(EXERCISE AIM) Retype each record exactly; no pictures.

(DATA FOR PROCESSING)
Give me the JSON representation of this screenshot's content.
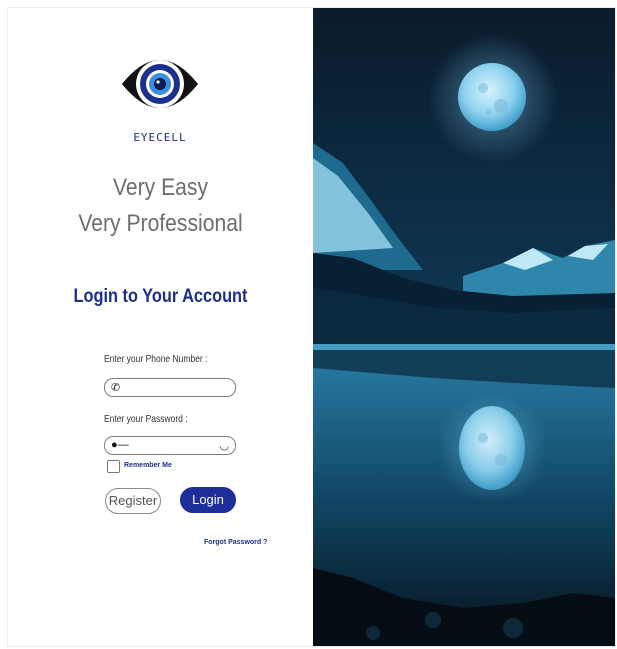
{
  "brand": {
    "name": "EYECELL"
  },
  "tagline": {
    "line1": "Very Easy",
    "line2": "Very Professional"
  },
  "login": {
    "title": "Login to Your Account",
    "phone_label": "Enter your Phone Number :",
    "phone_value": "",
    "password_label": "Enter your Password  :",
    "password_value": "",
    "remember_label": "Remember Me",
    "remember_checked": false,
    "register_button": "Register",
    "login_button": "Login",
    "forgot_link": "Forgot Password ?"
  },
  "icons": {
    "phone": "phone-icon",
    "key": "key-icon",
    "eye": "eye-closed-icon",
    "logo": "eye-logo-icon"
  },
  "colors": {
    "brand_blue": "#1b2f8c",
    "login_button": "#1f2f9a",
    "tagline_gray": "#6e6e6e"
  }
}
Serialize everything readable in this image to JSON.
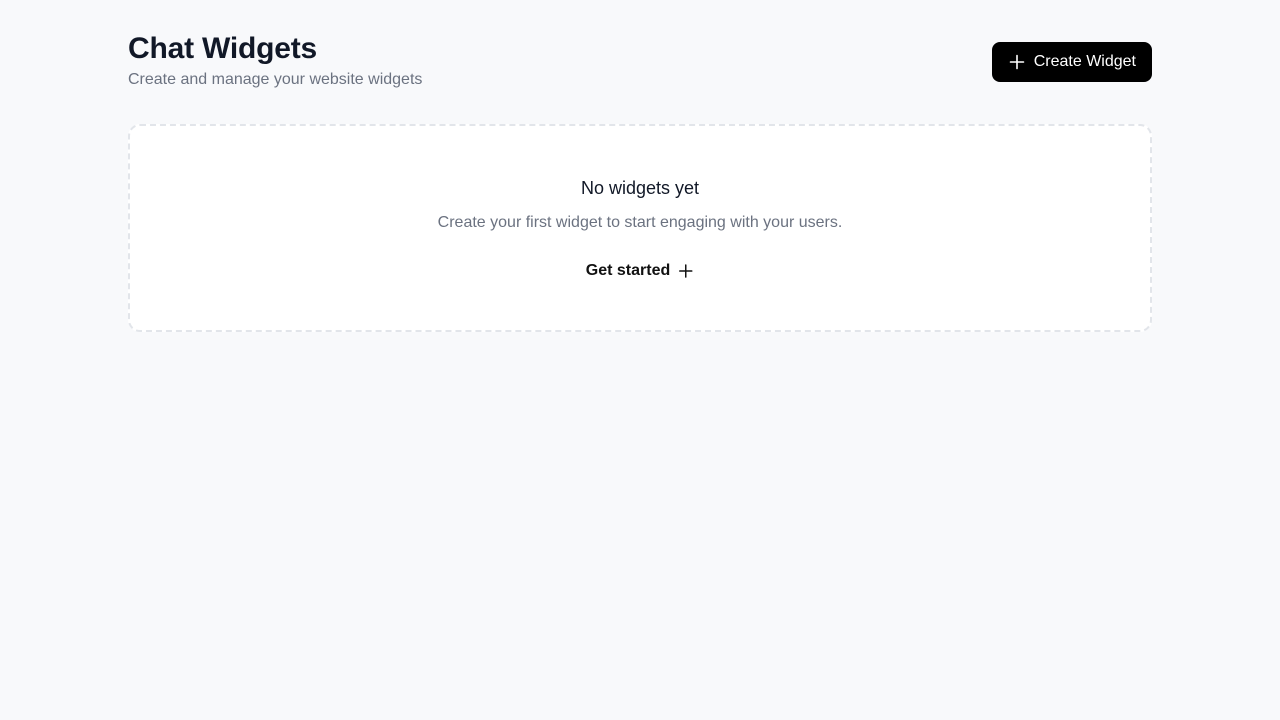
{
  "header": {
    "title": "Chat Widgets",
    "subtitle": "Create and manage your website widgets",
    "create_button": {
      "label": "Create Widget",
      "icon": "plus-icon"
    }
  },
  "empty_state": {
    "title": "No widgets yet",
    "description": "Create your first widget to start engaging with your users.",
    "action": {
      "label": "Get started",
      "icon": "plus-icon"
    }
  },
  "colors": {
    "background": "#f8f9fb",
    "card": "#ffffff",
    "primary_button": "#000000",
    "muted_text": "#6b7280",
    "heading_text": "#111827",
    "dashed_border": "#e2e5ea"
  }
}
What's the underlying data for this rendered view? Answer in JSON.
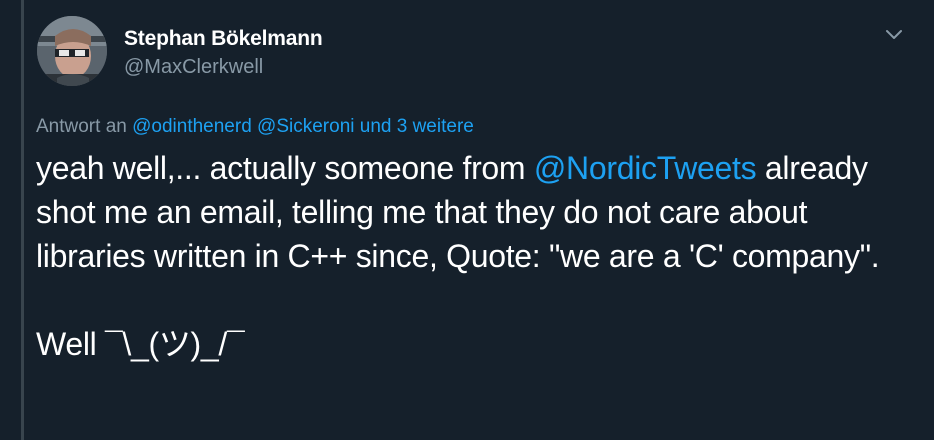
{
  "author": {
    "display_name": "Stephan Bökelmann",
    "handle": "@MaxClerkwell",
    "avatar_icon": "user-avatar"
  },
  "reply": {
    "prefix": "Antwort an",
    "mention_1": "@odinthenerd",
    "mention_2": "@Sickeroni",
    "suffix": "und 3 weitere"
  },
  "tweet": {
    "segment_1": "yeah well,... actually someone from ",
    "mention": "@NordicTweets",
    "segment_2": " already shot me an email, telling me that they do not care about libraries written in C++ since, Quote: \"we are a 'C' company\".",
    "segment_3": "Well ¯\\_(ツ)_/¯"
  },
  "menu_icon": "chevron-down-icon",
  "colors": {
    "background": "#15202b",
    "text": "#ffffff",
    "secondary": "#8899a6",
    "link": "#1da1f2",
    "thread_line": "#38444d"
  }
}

(ANSWER FOR THE TASK)
Give me the JSON representation of this screenshot's content.
{
  "brand": {
    "name": "EYECELL"
  },
  "tagline": {
    "line1": "Very Easy",
    "line2": "Very Professional"
  },
  "login": {
    "title": "Login to Your Account",
    "phone_label": "Enter your Phone Number :",
    "phone_value": "",
    "password_label": "Enter your Password  :",
    "password_value": "",
    "remember_label": "Remember Me",
    "remember_checked": false,
    "register_button": "Register",
    "login_button": "Login",
    "forgot_link": "Forgot Password ?"
  },
  "icons": {
    "phone": "phone-icon",
    "key": "key-icon",
    "eye": "eye-closed-icon",
    "logo": "eye-logo-icon"
  },
  "colors": {
    "brand_blue": "#1b2f8c",
    "login_button": "#1f2f9a",
    "tagline_gray": "#6e6e6e"
  }
}
Serialize everything readable in this image to JSON.
{
  "header": {
    "title": "Chat Widgets",
    "subtitle": "Create and manage your website widgets",
    "create_button": {
      "label": "Create Widget",
      "icon": "plus-icon"
    }
  },
  "empty_state": {
    "title": "No widgets yet",
    "description": "Create your first widget to start engaging with your users.",
    "action": {
      "label": "Get started",
      "icon": "plus-icon"
    }
  },
  "colors": {
    "background": "#f8f9fb",
    "card": "#ffffff",
    "primary_button": "#000000",
    "muted_text": "#6b7280",
    "heading_text": "#111827",
    "dashed_border": "#e2e5ea"
  }
}
What's the underlying data for this rendered view? Answer in JSON.
{
  "author": {
    "display_name": "Stephan Bökelmann",
    "handle": "@MaxClerkwell",
    "avatar_icon": "user-avatar"
  },
  "reply": {
    "prefix": "Antwort an",
    "mention_1": "@odinthenerd",
    "mention_2": "@Sickeroni",
    "suffix": "und 3 weitere"
  },
  "tweet": {
    "segment_1": "yeah well,... actually someone from ",
    "mention": "@NordicTweets",
    "segment_2": " already shot me an email, telling me that they do not care about libraries written in C++ since, Quote: \"we are a 'C' company\".",
    "segment_3": "Well ¯\\_(ツ)_/¯"
  },
  "menu_icon": "chevron-down-icon",
  "colors": {
    "background": "#15202b",
    "text": "#ffffff",
    "secondary": "#8899a6",
    "link": "#1da1f2",
    "thread_line": "#38444d"
  }
}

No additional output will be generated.